But that wasn’t foremost in my mind as I remained horizontal in Coventry. 10 minutes into the set and not one solitary thwack on the holy cowbell of Antioch. Inbetween “I Can’t Forget You’ and ‘Wise Up’ in mid-set, Phil, who was on the other side of the stage appeared to mouth the words “Turn Dave off” as he pointed at Dave’s amp to my immediate right. Strange, I thought; Dave wasn’t miming was he? Shotgun Wedding in backing tapes scandal?
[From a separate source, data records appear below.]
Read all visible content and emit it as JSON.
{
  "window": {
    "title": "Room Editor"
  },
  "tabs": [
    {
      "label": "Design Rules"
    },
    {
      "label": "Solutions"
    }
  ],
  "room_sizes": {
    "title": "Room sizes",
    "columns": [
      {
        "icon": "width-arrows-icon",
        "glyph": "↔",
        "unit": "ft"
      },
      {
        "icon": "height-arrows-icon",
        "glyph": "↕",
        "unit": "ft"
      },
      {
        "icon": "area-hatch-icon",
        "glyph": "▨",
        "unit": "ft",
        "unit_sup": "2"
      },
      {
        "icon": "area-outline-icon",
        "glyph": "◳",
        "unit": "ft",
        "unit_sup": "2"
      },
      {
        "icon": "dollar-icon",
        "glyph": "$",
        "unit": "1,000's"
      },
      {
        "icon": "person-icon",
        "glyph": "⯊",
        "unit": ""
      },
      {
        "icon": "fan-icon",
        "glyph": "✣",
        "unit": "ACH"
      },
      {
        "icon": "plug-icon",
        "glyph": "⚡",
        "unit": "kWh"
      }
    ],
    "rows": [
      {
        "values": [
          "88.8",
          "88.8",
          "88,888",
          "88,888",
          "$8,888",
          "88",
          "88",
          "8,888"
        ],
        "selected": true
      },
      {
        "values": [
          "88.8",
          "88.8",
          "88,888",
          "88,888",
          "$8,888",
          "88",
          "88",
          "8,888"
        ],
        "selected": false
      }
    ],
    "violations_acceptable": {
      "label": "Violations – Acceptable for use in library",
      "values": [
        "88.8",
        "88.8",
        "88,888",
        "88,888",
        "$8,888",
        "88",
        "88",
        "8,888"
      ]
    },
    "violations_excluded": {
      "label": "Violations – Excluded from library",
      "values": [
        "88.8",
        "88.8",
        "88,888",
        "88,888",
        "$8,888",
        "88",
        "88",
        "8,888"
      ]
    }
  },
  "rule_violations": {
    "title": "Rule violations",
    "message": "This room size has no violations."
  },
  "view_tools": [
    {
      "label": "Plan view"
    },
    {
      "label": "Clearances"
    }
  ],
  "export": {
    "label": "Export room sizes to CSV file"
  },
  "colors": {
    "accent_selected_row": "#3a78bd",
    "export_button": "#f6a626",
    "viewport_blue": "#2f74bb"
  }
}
Whatever, I risked all by releasing my grip on the sodding stand for 10 seconds and reached up to turn Dave’s rented Marshall amp to the ‘off’ position.
Job duly done I turned to resume my job as chief cowbell stand holder and looked back across at Phil who was now waving frantically at me, pointing his index finger skyward and mouthing, more clearly than before, “No! No! Turn Dave UP!!!” Dave meantime, bless him, was staring down at his blue Fender HM Strat wondering where the noise coming out of it had disappeared to, whilst I scrambled back to my feet and undid my mistake, tweaking the master volume up to 11 as I did so.
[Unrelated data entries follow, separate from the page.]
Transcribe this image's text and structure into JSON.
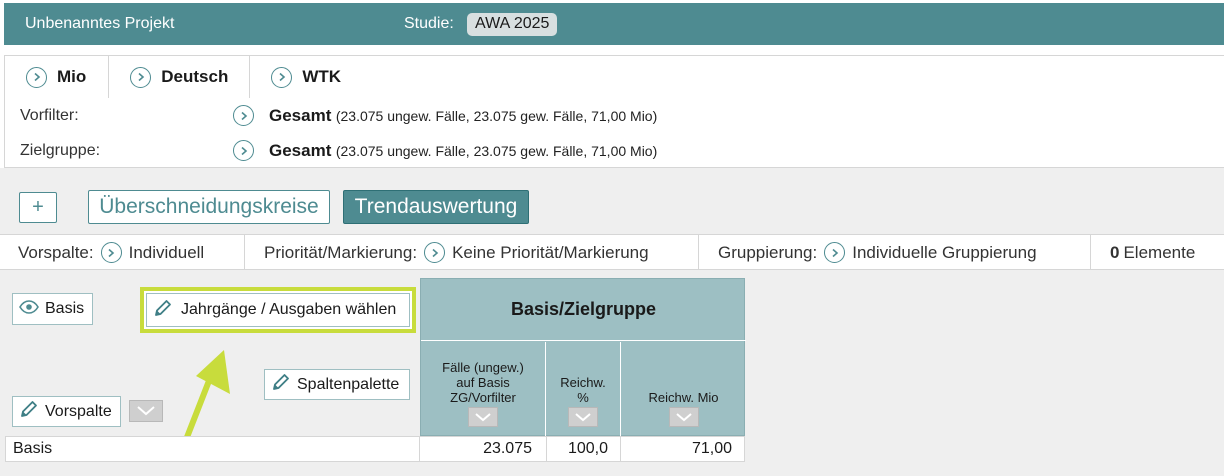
{
  "header": {
    "project_title": "Unbenanntes Projekt",
    "study_label": "Studie:",
    "study_value": "AWA 2025"
  },
  "tabs": [
    {
      "label": "Mio",
      "icon": "chevron-circle-icon"
    },
    {
      "label": "Deutsch",
      "icon": "chevron-circle-icon"
    },
    {
      "label": "WTK",
      "icon": "chevron-circle-icon"
    }
  ],
  "filters": {
    "vorfilter": {
      "label": "Vorfilter:",
      "value": "Gesamt",
      "desc": "(23.075 ungew. Fälle, 23.075 gew. Fälle, 71,00 Mio)"
    },
    "zielgruppe": {
      "label": "Zielgruppe:",
      "value": "Gesamt",
      "desc": "(23.075 ungew. Fälle, 23.075 gew. Fälle, 71,00 Mio)"
    }
  },
  "actions": {
    "add": "+",
    "overlap": "Überschneidungskreise",
    "trend": "Trendauswertung"
  },
  "options": {
    "vorspalte_label": "Vorspalte:",
    "vorspalte_value": "Individuell",
    "prio_label": "Priorität/Markierung:",
    "prio_value": "Keine Priorität/Markierung",
    "group_label": "Gruppierung:",
    "group_value": "Individuelle Gruppierung",
    "elements_count": "0",
    "elements_label": "Elemente"
  },
  "table": {
    "basis_button": "Basis",
    "choose_years_button": "Jahrgänge / Ausgaben wählen",
    "column_palette_button": "Spaltenpalette",
    "vorspalte_button": "Vorspalte",
    "group_title": "Basis/Zielgruppe",
    "columns": [
      {
        "line1": "Fälle (ungew.)",
        "line2": "auf Basis",
        "line3": "ZG/Vorfilter"
      },
      {
        "line1": "Reichw.",
        "line2": "%",
        "line3": ""
      },
      {
        "line1": "Reichw. Mio",
        "line2": "",
        "line3": ""
      }
    ],
    "rows": [
      {
        "label": "Basis",
        "values": [
          "23.075",
          "100,0",
          "71,00"
        ]
      }
    ]
  },
  "colors": {
    "accent": "#4e8b91",
    "header_cell": "#9dbfc3",
    "highlight": "#c8dc3c",
    "annotation_arrow": "#c8dc3c"
  }
}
Unfortunately, John chose this moment to launch his first (and only) assault on the poor defenceless cowbell as he started the intro to “Good Time”. It must’ve been a hoot to look up from the audience – and there were a good few in I can tell you – and see a geeky Glen Medieros lookalike in a KISS T-shirt dive behind the drum kit like Peter Shilton in his prime to save the cowbell from being twatted into the next street. Too late, the stand’s resistance was quite literally crushed by hit No. 5 applied by John’s monster of a stick and that was that. My first job as a roadie and I couldn’t’ even perform the simple task of protecting the drummers favourite percussion accessory. Thankfully John didn’t twat me with the same force afterwards backstage – he was quite good-natured about it really…and to this day, I think Dave still believes his amp had a temporary malfunction.
Gig duly performed, the band dried themselves off in the cavernous dressing room upstairs before returning to the live room for the judging results, crossing fingers and toes that the first prize of a recording session at a local studio could be theirs. And they stood as good a chance as any based purely on audience reaction, as they’d been comatose for all 4 entrants throughout really.
To only win the accolade of ‘best backdrop’ was therefore a bit of a letdown, as was the trophy that accompanied said award. It resembled the sort of thing you’d hand out at the Olton Ravens under-8 side's end of season dinner to the most improved 7-yr-old defender. Spartan is the word that springs to mind. And whilst the black cloth they used to display the band’s logo was huge, with a sheriff’s star in the middle adorned with the name in ‘rodeo’ style lettering, the star was flanked on either side by 2 ‘roses’, which more resembled rancid red cabbages than flowers. Size does matter sometimes then.
I can’t remember who won 1st prize, and nor do I care. They probably got no further than I ever did, as that is what befalls every single Battle Of The Bands winner in history. Styled by their mums, supported by aunties and cousins, yet devoid of talent. Something in Shotgun Wedding, though, sounded promising. Little was I to know that I’d be involved with them within 2 months of that night....